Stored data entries
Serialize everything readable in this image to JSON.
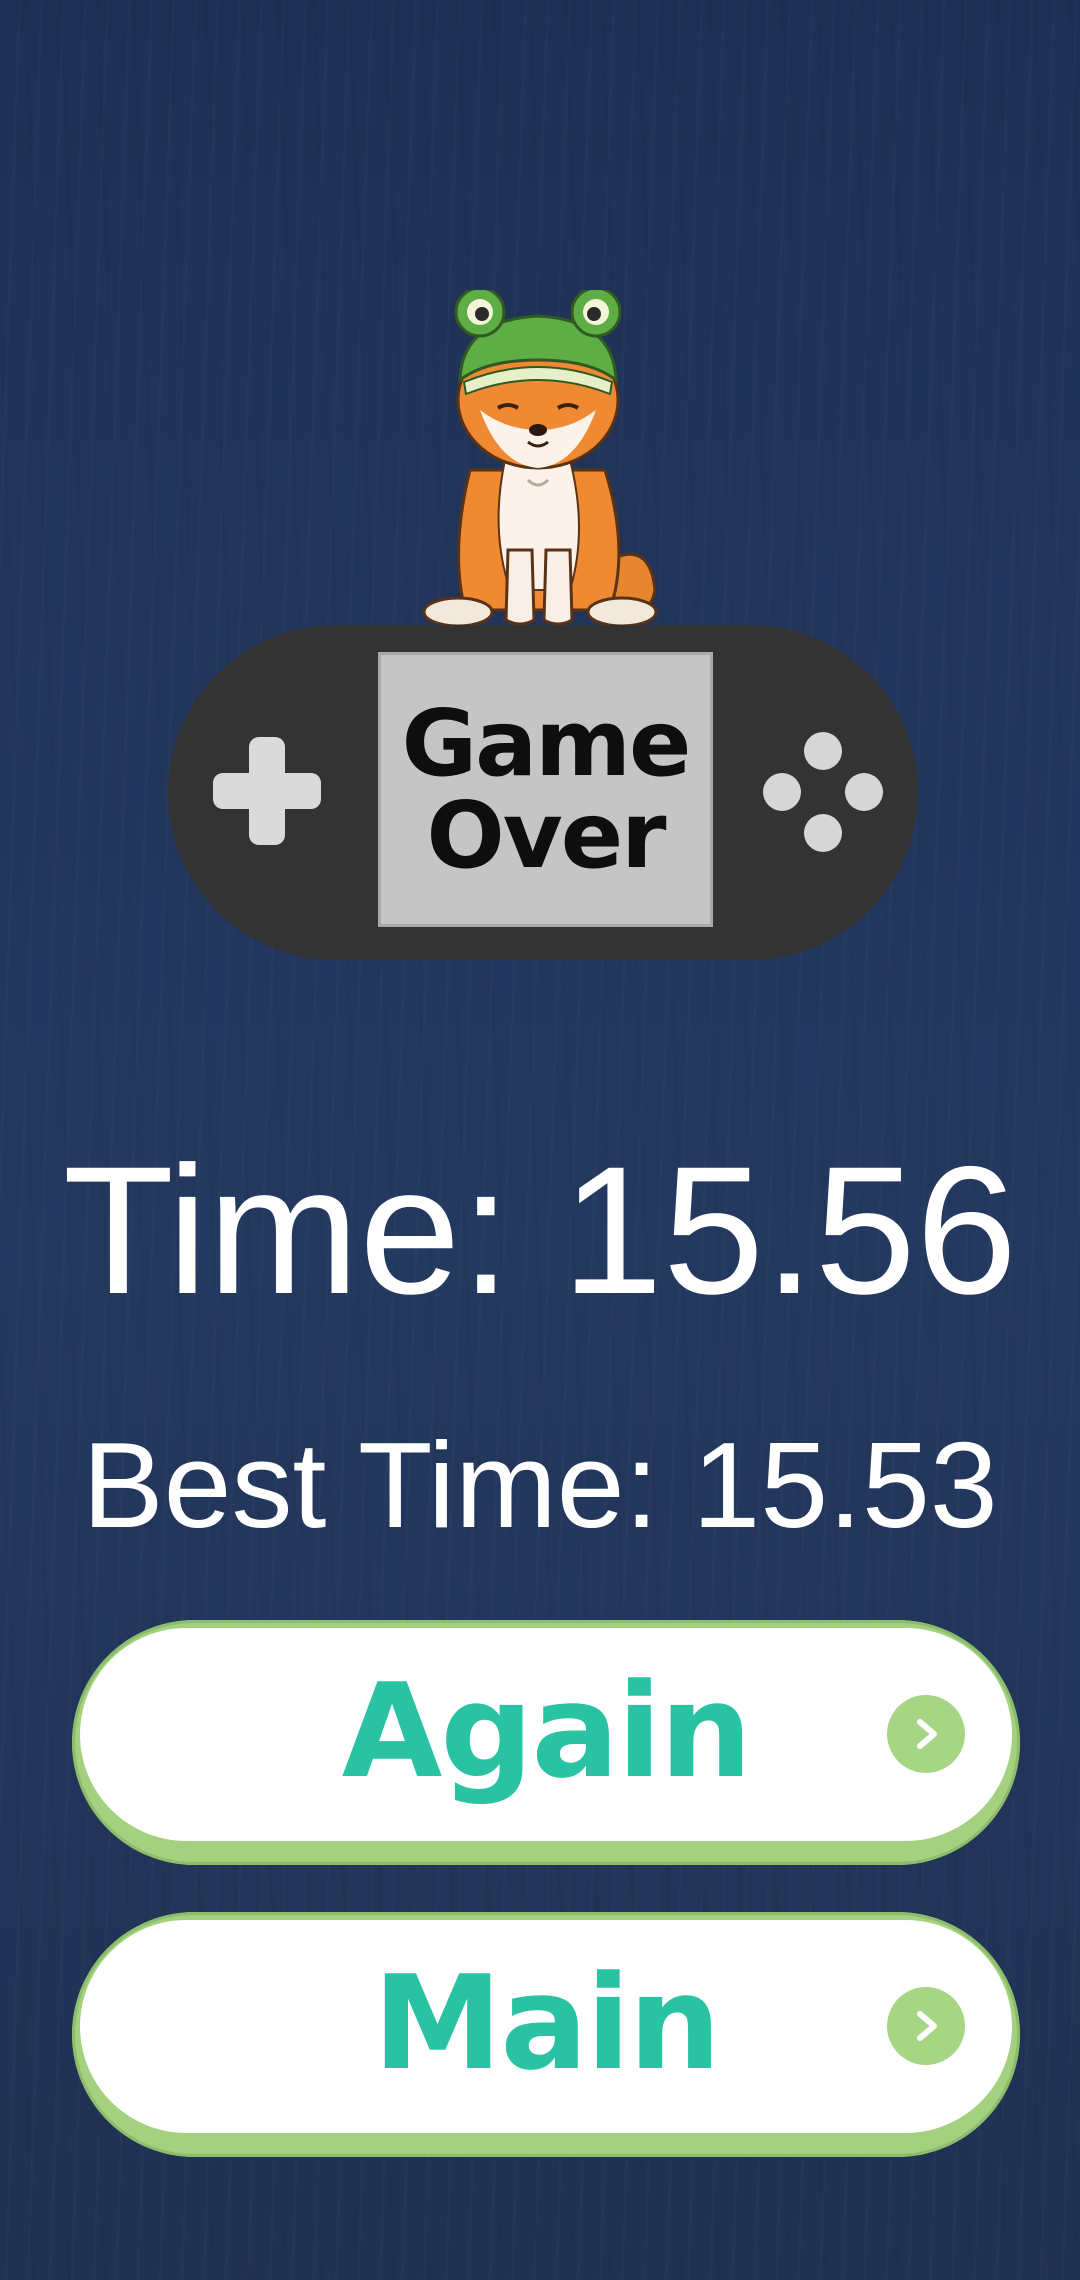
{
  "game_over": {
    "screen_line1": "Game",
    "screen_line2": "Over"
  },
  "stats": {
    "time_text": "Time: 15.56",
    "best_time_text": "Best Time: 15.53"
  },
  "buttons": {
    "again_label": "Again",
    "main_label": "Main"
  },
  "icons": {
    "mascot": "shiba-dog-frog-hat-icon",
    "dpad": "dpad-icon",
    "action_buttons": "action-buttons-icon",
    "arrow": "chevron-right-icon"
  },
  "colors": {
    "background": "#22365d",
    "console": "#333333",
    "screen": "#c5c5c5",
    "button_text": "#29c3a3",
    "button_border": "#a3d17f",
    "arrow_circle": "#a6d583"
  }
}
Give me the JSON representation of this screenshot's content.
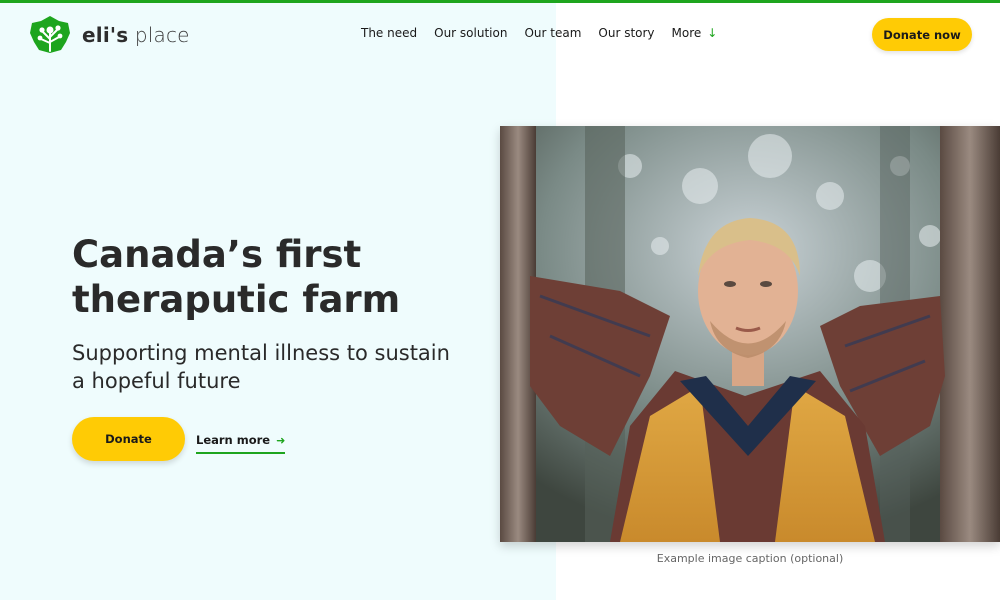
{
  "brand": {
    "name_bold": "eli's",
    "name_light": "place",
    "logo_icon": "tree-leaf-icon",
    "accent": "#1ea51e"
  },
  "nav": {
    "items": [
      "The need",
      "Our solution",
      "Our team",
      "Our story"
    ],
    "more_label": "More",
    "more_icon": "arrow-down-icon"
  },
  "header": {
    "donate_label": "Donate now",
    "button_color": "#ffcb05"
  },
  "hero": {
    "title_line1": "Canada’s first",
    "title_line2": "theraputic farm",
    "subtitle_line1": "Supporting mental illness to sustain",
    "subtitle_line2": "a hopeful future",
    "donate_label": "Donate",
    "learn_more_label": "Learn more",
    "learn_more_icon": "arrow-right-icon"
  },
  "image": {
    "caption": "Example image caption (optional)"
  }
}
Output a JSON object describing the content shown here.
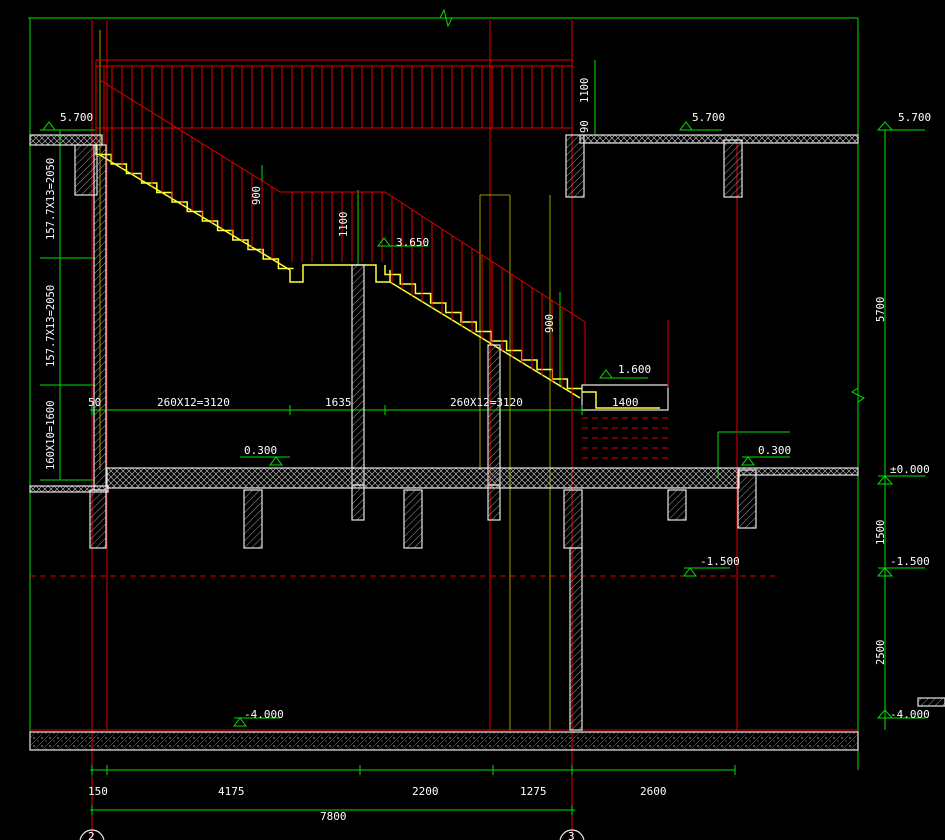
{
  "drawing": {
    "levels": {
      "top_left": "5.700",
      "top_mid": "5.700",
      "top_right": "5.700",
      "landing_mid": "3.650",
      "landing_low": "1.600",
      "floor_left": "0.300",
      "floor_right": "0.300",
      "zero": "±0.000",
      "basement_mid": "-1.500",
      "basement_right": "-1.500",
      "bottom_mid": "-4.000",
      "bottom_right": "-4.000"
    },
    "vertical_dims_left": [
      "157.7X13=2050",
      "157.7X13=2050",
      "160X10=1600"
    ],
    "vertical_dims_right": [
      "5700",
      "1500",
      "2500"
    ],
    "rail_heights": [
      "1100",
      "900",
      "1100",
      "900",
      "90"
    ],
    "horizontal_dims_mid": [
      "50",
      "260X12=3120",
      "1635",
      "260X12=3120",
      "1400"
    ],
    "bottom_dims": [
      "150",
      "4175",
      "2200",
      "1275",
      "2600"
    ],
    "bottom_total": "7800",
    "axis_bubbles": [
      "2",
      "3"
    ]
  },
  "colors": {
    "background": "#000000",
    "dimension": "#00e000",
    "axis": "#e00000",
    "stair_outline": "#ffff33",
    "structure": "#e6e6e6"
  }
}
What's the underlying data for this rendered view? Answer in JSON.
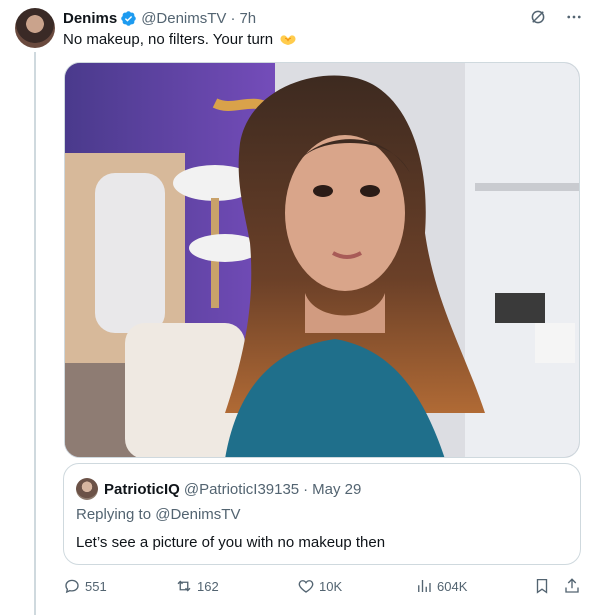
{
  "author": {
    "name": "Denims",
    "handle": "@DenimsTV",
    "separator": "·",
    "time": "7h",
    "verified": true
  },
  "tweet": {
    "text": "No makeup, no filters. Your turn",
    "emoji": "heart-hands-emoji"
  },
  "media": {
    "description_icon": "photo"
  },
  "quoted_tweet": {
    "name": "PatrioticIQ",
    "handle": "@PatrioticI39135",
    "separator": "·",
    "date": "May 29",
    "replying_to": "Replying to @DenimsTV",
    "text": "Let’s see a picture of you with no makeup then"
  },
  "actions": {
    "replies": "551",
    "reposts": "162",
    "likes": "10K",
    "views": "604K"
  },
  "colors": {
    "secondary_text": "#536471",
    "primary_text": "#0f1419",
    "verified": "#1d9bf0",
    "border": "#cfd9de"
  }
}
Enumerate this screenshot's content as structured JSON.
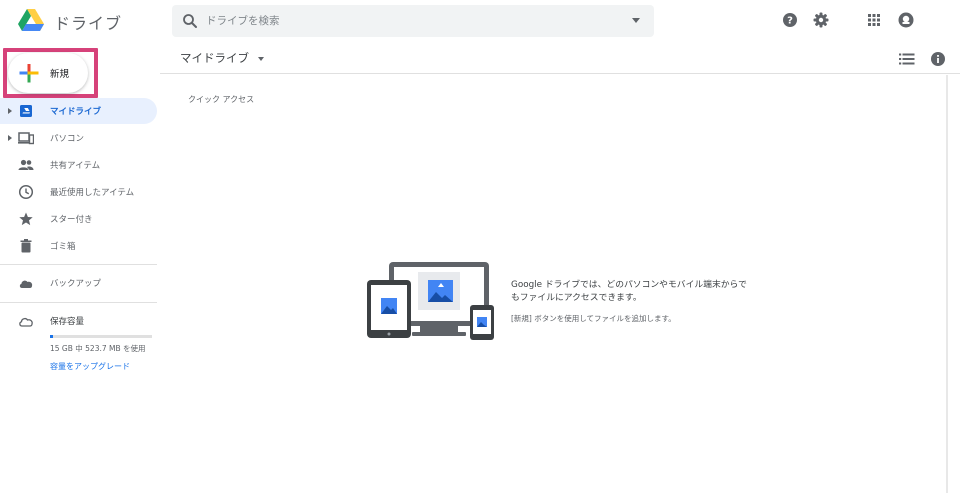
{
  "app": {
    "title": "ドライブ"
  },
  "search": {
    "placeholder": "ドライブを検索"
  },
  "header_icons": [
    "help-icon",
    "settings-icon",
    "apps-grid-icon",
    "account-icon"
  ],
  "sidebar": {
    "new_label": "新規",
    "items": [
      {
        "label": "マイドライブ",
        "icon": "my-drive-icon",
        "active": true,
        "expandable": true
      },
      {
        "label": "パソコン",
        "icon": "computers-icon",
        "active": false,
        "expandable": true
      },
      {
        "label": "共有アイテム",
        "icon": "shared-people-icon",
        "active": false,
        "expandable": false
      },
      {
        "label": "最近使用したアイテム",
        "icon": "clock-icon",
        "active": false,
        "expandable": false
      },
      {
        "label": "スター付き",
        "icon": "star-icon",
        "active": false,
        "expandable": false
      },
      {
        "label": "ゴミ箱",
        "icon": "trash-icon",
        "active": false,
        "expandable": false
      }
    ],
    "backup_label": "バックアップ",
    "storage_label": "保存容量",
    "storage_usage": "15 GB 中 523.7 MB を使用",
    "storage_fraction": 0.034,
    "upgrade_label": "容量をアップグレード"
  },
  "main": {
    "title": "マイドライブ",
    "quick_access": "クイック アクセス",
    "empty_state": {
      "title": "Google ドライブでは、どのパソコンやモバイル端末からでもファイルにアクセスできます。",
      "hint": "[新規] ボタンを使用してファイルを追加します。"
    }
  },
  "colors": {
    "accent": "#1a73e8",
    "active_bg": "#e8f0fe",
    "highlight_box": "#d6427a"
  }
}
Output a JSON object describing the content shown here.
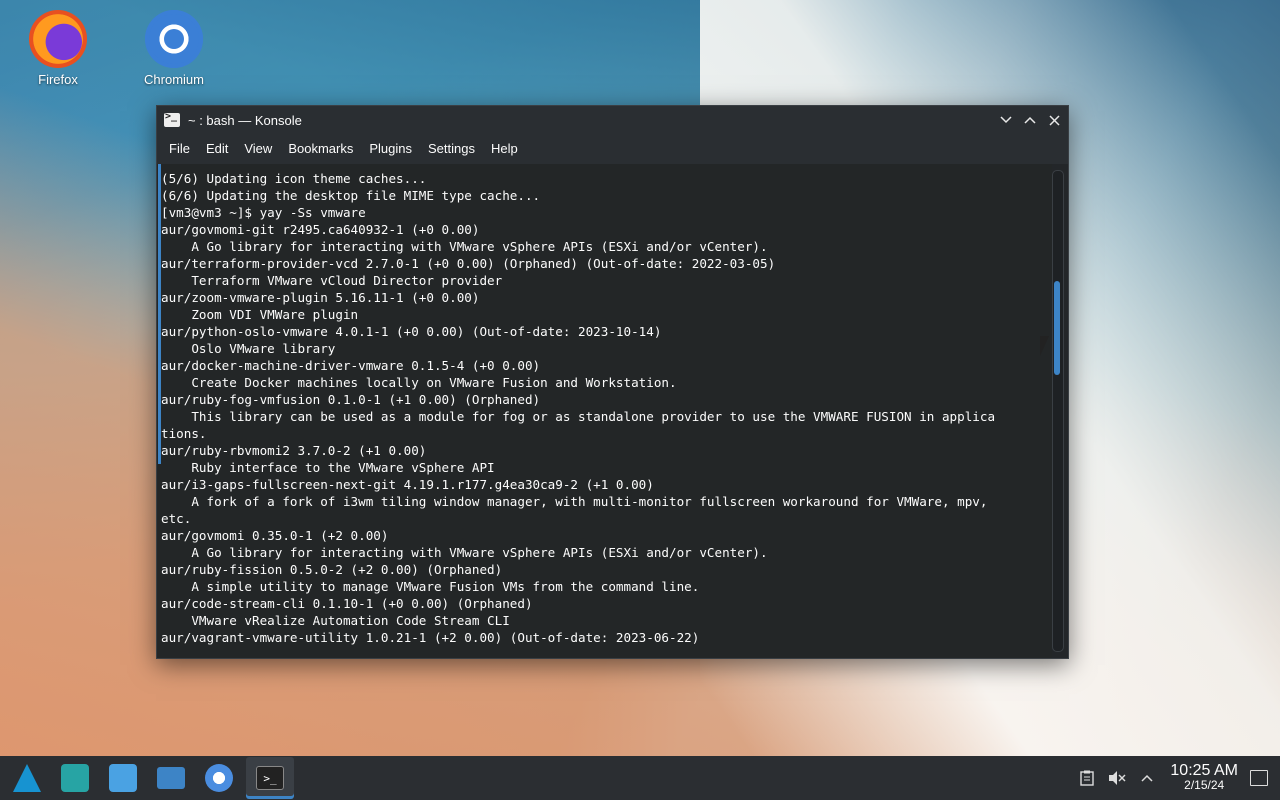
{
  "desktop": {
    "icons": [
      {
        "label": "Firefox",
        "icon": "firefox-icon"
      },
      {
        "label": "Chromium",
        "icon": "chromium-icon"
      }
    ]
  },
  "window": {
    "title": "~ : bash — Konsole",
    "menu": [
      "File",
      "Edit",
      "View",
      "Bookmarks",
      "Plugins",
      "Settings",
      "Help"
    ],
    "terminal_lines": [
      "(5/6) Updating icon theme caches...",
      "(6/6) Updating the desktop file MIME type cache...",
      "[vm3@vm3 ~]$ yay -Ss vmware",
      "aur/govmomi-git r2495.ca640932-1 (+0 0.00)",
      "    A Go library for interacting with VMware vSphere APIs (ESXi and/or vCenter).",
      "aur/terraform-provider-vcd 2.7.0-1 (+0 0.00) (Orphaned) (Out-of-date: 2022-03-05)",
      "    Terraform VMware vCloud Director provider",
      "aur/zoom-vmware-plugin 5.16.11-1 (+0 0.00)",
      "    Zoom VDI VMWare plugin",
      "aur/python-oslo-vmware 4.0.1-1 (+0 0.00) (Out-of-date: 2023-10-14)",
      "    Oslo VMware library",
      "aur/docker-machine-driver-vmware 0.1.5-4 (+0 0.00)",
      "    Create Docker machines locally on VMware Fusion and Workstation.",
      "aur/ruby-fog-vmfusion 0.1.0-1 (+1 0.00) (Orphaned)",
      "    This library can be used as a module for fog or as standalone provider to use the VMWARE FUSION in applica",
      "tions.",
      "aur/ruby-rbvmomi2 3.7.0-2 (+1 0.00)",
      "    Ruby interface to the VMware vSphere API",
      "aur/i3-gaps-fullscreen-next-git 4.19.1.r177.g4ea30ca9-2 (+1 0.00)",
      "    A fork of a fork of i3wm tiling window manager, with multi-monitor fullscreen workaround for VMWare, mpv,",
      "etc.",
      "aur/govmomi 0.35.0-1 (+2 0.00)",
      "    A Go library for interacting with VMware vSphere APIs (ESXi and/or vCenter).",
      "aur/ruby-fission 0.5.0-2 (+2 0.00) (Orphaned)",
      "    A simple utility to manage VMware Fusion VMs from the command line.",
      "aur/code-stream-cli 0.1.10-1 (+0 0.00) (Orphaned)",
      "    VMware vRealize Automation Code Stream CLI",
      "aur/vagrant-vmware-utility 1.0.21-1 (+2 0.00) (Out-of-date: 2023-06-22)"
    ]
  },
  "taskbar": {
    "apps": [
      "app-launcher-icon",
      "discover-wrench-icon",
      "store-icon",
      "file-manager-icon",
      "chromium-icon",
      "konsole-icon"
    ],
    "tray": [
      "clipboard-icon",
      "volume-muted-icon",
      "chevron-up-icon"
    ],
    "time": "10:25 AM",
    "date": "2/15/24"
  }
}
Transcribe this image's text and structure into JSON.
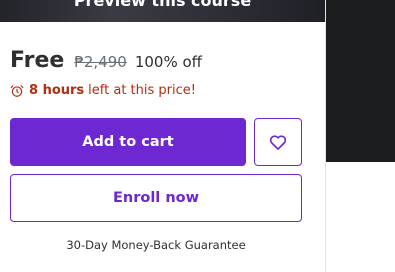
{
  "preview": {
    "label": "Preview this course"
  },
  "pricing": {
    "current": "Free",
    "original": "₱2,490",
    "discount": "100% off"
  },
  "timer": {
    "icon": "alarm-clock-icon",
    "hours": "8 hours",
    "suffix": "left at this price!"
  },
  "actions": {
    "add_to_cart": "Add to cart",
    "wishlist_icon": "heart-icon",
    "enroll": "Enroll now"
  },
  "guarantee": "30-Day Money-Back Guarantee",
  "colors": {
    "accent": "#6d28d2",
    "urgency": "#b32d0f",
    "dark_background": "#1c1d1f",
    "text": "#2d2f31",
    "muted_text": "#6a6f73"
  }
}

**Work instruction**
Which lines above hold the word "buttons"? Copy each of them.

**Exercise answer**
  "buttons": {
    "action_buttons": "action-buttons-icon",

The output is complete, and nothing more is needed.